**Work request:**
Where does the word "false" occur in the data below? Copy each line that holds it.

(Dataset rows for apps and sites)
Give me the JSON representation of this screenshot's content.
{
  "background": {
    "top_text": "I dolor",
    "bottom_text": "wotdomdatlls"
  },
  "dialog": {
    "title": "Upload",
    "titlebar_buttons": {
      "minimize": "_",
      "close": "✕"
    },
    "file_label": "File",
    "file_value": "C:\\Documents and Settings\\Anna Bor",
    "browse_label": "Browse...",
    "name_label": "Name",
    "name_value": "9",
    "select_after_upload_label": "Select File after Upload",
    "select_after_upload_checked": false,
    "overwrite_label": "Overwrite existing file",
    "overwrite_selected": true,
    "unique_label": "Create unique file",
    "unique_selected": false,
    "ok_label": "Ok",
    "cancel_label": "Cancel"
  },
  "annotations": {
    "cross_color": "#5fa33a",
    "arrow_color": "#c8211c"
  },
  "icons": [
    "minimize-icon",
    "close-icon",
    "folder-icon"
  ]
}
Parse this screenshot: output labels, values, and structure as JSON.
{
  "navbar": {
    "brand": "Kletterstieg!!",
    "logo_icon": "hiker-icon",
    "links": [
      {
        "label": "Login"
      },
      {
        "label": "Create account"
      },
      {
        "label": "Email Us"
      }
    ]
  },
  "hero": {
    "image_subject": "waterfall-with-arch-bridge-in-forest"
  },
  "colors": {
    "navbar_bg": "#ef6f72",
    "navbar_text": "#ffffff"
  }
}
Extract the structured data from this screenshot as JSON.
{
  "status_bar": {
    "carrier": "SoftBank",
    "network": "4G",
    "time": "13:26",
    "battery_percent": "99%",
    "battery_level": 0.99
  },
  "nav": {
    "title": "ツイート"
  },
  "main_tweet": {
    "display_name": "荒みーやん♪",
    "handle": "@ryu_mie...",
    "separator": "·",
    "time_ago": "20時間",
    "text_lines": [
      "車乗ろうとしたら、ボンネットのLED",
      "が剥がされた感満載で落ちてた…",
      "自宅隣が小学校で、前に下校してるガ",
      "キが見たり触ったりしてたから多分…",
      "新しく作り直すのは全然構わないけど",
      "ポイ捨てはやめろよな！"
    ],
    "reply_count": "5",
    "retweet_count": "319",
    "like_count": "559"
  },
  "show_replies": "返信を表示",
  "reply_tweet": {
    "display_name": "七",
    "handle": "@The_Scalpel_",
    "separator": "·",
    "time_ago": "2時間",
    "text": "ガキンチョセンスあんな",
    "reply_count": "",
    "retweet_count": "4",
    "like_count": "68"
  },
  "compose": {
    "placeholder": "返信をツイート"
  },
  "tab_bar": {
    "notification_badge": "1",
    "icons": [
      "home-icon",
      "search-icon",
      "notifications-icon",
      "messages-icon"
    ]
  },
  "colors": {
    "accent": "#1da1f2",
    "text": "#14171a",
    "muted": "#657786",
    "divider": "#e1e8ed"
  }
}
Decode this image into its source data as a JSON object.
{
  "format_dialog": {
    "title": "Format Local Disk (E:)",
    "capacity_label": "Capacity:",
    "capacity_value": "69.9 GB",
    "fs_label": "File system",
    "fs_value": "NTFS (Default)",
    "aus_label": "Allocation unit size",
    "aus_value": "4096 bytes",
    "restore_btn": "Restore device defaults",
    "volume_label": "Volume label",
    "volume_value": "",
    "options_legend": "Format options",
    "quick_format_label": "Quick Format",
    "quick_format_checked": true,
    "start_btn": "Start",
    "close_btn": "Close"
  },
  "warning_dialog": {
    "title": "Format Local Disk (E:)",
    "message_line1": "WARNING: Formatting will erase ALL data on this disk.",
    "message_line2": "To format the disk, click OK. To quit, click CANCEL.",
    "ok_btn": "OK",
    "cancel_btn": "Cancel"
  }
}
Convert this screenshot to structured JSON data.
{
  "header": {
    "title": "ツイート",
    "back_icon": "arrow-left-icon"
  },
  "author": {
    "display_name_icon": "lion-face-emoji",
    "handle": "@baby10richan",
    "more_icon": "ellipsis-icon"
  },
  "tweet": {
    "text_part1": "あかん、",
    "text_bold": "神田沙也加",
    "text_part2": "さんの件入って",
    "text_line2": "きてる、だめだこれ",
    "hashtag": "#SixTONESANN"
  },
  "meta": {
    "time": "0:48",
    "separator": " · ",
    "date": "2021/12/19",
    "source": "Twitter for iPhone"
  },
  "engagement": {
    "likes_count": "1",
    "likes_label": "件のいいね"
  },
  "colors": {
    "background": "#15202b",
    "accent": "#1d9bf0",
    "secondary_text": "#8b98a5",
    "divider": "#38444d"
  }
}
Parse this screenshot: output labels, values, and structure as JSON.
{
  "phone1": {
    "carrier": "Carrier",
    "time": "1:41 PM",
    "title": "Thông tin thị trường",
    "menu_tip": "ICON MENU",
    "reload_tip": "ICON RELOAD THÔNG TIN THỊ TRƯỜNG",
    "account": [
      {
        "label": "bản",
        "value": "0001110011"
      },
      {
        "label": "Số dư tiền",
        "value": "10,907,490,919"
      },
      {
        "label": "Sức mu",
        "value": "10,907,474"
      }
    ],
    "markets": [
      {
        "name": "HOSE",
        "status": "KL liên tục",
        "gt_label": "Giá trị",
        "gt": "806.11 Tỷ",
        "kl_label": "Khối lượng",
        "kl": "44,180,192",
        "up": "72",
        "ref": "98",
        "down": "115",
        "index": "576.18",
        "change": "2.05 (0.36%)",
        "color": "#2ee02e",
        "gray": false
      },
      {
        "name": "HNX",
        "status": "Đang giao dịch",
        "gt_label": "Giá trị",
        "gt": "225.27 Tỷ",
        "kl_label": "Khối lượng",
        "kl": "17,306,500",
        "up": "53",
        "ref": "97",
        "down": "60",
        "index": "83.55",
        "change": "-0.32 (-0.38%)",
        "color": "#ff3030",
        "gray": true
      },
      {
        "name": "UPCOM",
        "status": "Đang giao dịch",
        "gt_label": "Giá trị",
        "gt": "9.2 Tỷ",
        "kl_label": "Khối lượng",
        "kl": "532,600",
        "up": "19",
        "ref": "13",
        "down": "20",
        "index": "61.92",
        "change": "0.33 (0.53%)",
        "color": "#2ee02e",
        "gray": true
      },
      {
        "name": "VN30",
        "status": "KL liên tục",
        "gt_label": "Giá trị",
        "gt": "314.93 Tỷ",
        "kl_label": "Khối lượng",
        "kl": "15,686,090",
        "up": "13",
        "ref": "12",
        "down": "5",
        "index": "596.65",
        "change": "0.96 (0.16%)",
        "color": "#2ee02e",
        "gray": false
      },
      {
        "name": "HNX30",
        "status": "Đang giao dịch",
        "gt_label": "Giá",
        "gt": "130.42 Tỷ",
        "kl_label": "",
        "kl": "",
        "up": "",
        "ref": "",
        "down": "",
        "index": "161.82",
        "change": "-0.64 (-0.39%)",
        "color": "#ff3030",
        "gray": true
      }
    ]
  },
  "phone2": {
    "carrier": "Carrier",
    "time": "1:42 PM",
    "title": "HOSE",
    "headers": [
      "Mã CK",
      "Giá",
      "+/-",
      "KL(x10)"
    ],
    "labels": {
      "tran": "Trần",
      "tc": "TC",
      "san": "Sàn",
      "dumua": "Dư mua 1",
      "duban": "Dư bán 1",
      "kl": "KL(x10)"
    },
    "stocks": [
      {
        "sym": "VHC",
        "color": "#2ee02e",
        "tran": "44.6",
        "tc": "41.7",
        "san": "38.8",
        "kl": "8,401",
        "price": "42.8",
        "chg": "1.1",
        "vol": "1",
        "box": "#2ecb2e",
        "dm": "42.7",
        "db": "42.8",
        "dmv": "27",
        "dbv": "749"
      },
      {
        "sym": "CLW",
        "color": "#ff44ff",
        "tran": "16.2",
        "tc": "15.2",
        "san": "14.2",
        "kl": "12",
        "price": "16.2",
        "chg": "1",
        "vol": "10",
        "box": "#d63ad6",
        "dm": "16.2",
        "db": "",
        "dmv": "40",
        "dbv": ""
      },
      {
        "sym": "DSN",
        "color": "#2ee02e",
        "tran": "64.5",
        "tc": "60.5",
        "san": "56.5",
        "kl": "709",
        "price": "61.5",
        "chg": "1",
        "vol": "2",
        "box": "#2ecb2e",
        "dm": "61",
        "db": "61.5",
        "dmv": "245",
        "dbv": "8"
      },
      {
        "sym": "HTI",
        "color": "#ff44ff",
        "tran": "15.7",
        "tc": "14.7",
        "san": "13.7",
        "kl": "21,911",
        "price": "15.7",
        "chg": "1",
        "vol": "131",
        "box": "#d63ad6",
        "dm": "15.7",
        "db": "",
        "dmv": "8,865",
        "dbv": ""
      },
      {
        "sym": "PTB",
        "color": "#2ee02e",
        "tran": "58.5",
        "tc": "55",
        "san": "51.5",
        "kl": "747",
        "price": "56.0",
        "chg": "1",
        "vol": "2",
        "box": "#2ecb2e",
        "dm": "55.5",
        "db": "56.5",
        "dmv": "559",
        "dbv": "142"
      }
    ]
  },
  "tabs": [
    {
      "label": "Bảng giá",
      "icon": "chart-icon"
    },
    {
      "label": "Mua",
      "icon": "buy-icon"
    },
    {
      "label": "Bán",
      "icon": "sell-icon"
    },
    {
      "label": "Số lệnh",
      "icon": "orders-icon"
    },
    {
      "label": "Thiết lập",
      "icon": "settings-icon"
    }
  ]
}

**Written solution:**
    "select_after_upload_checked": false,
    "unique_selected": false,
        "gray": false
        "gray": false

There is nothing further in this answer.